Andover • Anoka • Blaine • Centerville • Circle Pines • Columbia Heights • Coon Rapids • East Bethel • Fridley • Ham Lake • Lexington • Lino Lakes
Nowthen • Oak Grove • Ramsey • St. Francis • Spring Lake Park

 

 

THIS TENDER LAND

BY WILLIAM KENT KREUGER
REVIEWED BY 
LINDA WICKLUND

By way of introduction, this book is what I would call a labor of love for the author.  He spent almost three years writing the first manuscript and decided it did not meet his expectations. This Tender Land was to be a companion novel to Ordinary Grace which was published in 2013, and widely acclaimed by readers and critics.  In fact, it won the Edgar Award for the Best Novel that year. I too loved Ordinary Grace.  A beautifully written story.  (You can find a review of that book in the archives.)

Mr. Kreuger then made another attempt and he writes "I saw almost immediately the story I should have been writing."  He then spent another three years and writes, "I love this book every bit as I loved Ordinary Grace."

The story begins with an aged Odie O'Banion spinning tales to his great-grandchildren. He tells them to "Open yourself to every possibility, for there is nothing your heart can imagine that is not so."  It's a tale of "killing and kidnapping of courage and cowardice, love and betrayal and of course, there will be hope."

Odie and Albert (Odie's older brother) find themselves in the "quiet room" at the Lincoln Indian Training School in the summer of 1932. A place that had been used for solitary confinement when the facility had been a military outpost. Odie is only eight and Albert is twelve and they were being punished for daring to question Mrs. Brickman about the meaning of story she'd just read the children.

The brothers' father was dead less than a week at this point and their mother had passed away two years earlier.  They had no family in Minnesota so they were sent to live at the Indian Training school.  They were the only white boys in the school and learned quickly that Mrs. Brickman, the school's administrator, richly deserved her nickname the "Black Witch".  The children were beaten, half starved and required to work back breaking work on local farms to help fund the Brickman's lifestyle.

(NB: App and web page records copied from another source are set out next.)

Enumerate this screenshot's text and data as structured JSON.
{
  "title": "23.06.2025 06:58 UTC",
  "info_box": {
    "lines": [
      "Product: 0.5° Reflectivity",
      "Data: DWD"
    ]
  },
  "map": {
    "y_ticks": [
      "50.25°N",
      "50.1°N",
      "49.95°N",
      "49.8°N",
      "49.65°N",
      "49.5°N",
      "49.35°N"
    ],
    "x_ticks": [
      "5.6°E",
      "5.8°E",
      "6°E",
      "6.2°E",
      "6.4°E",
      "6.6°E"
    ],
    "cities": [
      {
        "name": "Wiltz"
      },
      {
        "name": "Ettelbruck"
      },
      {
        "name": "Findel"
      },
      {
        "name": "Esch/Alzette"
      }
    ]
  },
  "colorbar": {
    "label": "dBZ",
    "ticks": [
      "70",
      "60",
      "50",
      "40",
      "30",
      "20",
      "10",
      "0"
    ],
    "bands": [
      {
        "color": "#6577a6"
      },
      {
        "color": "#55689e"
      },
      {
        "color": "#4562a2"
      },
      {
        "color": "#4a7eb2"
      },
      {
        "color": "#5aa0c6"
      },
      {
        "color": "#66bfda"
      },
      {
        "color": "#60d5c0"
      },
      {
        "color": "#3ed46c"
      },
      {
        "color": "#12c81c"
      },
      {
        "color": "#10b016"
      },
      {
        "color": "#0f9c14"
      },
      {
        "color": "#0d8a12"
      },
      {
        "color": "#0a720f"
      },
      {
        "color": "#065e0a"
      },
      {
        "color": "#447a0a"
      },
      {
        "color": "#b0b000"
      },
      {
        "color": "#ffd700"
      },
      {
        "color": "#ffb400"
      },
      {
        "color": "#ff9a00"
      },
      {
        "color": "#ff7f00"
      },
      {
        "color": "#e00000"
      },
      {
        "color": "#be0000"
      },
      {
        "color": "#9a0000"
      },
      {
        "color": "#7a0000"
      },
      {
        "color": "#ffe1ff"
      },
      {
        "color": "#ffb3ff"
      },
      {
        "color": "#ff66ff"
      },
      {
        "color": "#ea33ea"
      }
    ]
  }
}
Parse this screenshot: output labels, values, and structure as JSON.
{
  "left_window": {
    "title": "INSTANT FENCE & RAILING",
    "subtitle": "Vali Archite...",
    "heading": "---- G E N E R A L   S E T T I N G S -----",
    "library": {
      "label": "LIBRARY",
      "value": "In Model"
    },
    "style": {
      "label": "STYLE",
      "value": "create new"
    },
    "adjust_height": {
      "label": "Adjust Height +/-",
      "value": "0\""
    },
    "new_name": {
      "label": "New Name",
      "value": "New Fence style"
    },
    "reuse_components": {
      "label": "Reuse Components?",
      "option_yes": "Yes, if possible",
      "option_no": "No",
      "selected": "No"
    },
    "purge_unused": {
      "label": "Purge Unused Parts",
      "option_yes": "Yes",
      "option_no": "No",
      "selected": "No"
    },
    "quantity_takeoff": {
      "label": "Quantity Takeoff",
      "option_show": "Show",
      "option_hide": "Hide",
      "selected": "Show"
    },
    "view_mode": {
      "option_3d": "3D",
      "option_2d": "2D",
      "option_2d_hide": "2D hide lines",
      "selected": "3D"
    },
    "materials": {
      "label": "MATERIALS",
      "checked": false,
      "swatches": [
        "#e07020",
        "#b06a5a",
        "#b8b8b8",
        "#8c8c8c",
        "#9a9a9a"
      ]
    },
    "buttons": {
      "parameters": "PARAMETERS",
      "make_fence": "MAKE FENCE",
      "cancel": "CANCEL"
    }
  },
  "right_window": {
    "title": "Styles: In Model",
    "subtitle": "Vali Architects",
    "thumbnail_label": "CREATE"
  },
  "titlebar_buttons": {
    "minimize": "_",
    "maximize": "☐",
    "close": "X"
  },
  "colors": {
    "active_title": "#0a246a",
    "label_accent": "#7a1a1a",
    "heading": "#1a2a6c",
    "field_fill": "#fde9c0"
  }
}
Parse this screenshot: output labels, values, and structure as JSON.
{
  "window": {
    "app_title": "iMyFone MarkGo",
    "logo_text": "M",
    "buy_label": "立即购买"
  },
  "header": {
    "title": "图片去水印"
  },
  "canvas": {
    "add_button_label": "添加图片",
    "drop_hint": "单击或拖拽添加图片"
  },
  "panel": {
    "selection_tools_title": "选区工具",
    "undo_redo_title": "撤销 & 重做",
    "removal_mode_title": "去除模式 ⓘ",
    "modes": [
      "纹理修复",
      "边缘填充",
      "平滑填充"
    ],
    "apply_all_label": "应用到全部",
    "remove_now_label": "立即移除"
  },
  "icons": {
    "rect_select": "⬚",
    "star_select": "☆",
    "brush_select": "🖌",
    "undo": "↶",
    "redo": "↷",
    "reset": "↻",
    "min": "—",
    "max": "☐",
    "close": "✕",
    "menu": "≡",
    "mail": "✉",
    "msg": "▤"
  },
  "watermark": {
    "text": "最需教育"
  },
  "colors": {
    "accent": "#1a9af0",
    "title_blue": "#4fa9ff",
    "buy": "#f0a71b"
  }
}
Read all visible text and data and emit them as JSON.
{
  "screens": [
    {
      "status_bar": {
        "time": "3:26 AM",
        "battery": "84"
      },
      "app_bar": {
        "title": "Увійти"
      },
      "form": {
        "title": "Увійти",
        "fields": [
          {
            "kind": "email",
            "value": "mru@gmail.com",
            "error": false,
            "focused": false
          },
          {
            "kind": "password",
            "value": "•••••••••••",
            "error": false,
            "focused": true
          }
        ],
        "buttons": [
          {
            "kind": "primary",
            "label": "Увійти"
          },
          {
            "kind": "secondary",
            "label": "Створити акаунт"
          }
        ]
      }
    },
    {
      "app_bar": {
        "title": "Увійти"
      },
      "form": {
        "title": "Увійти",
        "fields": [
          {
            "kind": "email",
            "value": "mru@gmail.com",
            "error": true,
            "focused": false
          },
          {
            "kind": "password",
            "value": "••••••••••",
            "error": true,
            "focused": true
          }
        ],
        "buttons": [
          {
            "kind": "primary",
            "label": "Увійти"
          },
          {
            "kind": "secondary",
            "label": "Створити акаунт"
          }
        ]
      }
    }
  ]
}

Four years pass and the old, "frightened Odie O'Banion like my mother and father, long dead" finds circumstances even more unbearable and the two brothers, their Native American friend Mose and a little orphan friend Emmy escape from the school in hopes of finding a forever home.

They start out in a canoe on the Gilead River in Minnesota, to the mighty Mississippi with their dream of reaching St. Louis where they have an Aunt. The orphans trip is one filled with a series of terrifying and sometimes heart-warming experiences.

From a drunken farmer who imprisons them to work on his farm, to bootleggers and then to Sister Eve and her healing crusade. They also meet some wonderful people who live in "Hooverville" a shanty village of families with almost nothing, but good hearts who share what little food they have.

I'll leave you to enjoy this beautifully written novel that you will long remember for it's beautiful prose and message of hope, the vagabonds never gave up on.  I hope you enjoy this wonderful epic by an outstanding Minnesota author who puts his heart and soul into this story.

Happy reading!

P.S. While this is a work of fiction, places like the Indian Training School actually existed. In Pipestone there was the Pipestone Indian Training School where Native American children were taken from their families to "re-educate" them.



CLICK HERE TO VEW THE ARCHIVE OF BOOK PICK REVIEWS

 

                                  

 


Home   |  Contact Us  |  SponsorsTerms of Service  |  Site Map